[Opening DATA PROVIDED section]
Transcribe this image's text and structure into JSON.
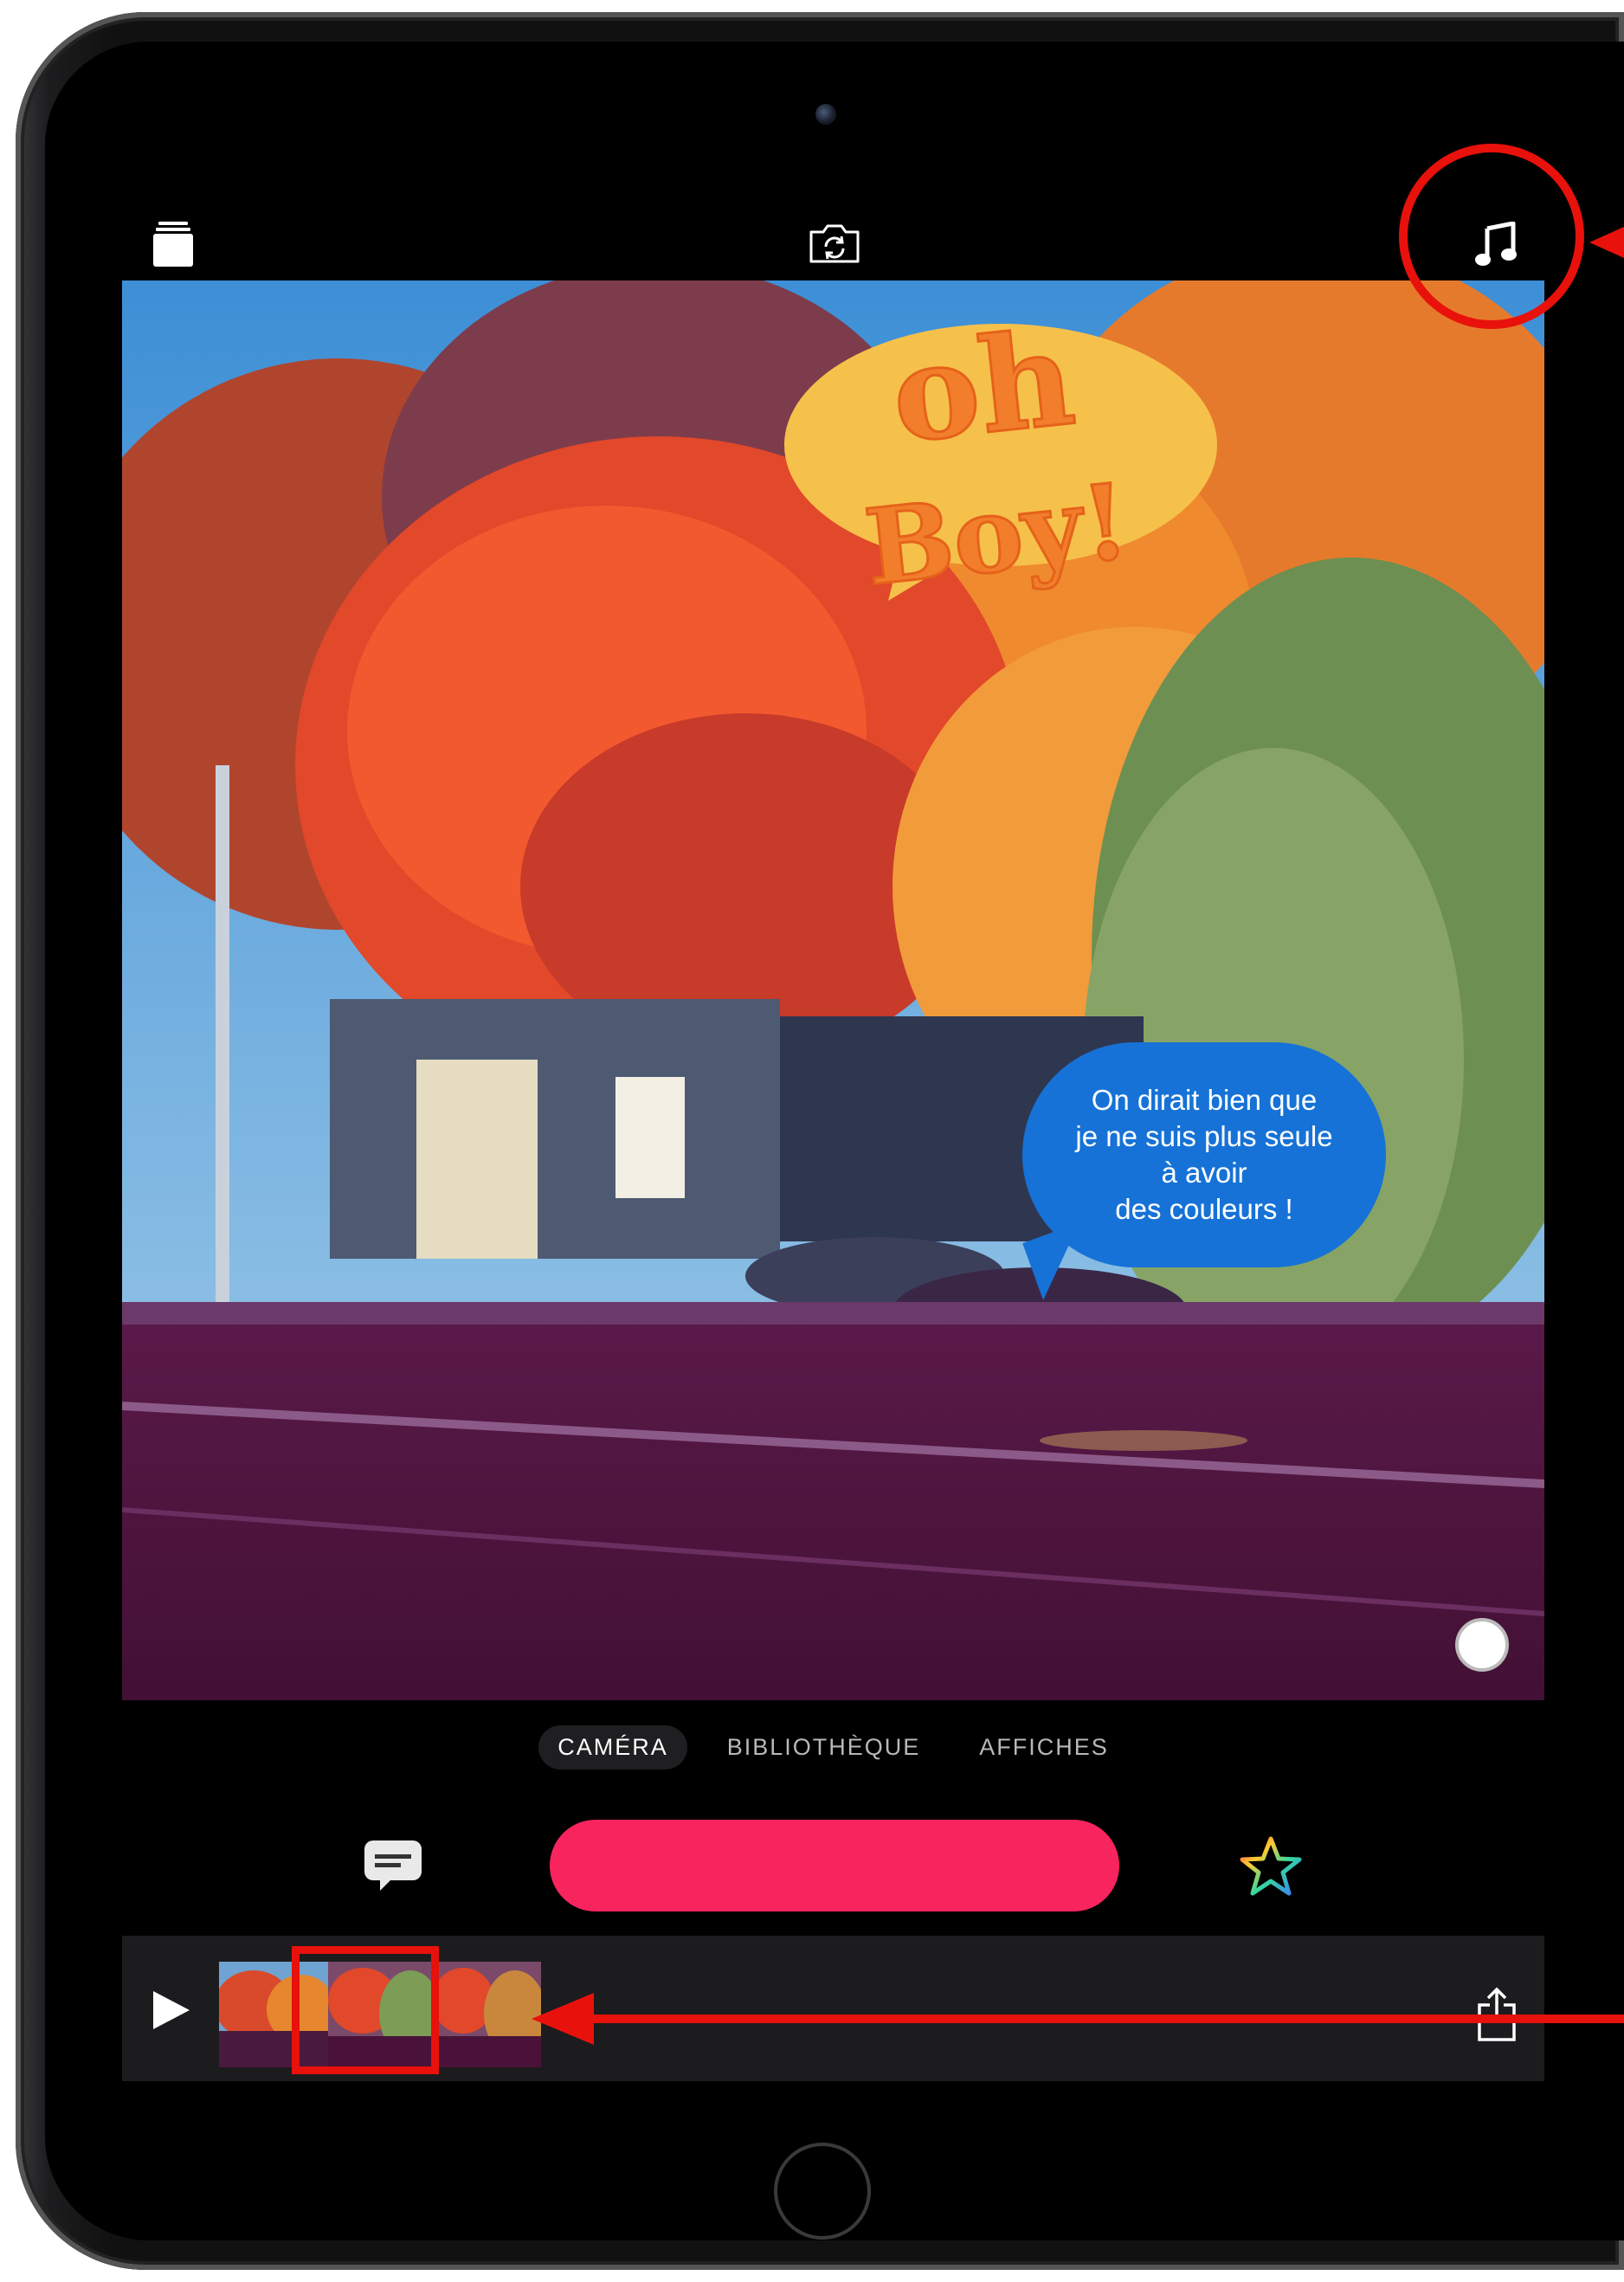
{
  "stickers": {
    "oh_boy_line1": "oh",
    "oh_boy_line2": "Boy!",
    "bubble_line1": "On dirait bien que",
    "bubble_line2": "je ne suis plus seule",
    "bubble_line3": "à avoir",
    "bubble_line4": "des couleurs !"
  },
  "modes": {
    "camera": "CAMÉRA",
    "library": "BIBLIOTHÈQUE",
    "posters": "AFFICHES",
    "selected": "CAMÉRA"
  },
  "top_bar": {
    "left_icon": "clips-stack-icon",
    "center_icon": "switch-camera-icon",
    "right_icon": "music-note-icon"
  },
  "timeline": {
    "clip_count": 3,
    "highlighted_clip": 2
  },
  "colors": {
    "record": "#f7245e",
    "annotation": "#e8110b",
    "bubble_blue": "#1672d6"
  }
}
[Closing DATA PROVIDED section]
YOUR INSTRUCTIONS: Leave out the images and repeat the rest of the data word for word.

WRITTEN SOLUTION:
Transcribe this image's text and structure into JSON.
{
  "stickers": {
    "oh_boy_line1": "oh",
    "oh_boy_line2": "Boy!",
    "bubble_line1": "On dirait bien que",
    "bubble_line2": "je ne suis plus seule",
    "bubble_line3": "à avoir",
    "bubble_line4": "des couleurs !"
  },
  "modes": {
    "camera": "CAMÉRA",
    "library": "BIBLIOTHÈQUE",
    "posters": "AFFICHES",
    "selected": "CAMÉRA"
  },
  "top_bar": {
    "left_icon": "clips-stack-icon",
    "center_icon": "switch-camera-icon",
    "right_icon": "music-note-icon"
  },
  "timeline": {
    "clip_count": 3,
    "highlighted_clip": 2
  },
  "colors": {
    "record": "#f7245e",
    "annotation": "#e8110b",
    "bubble_blue": "#1672d6"
  }
}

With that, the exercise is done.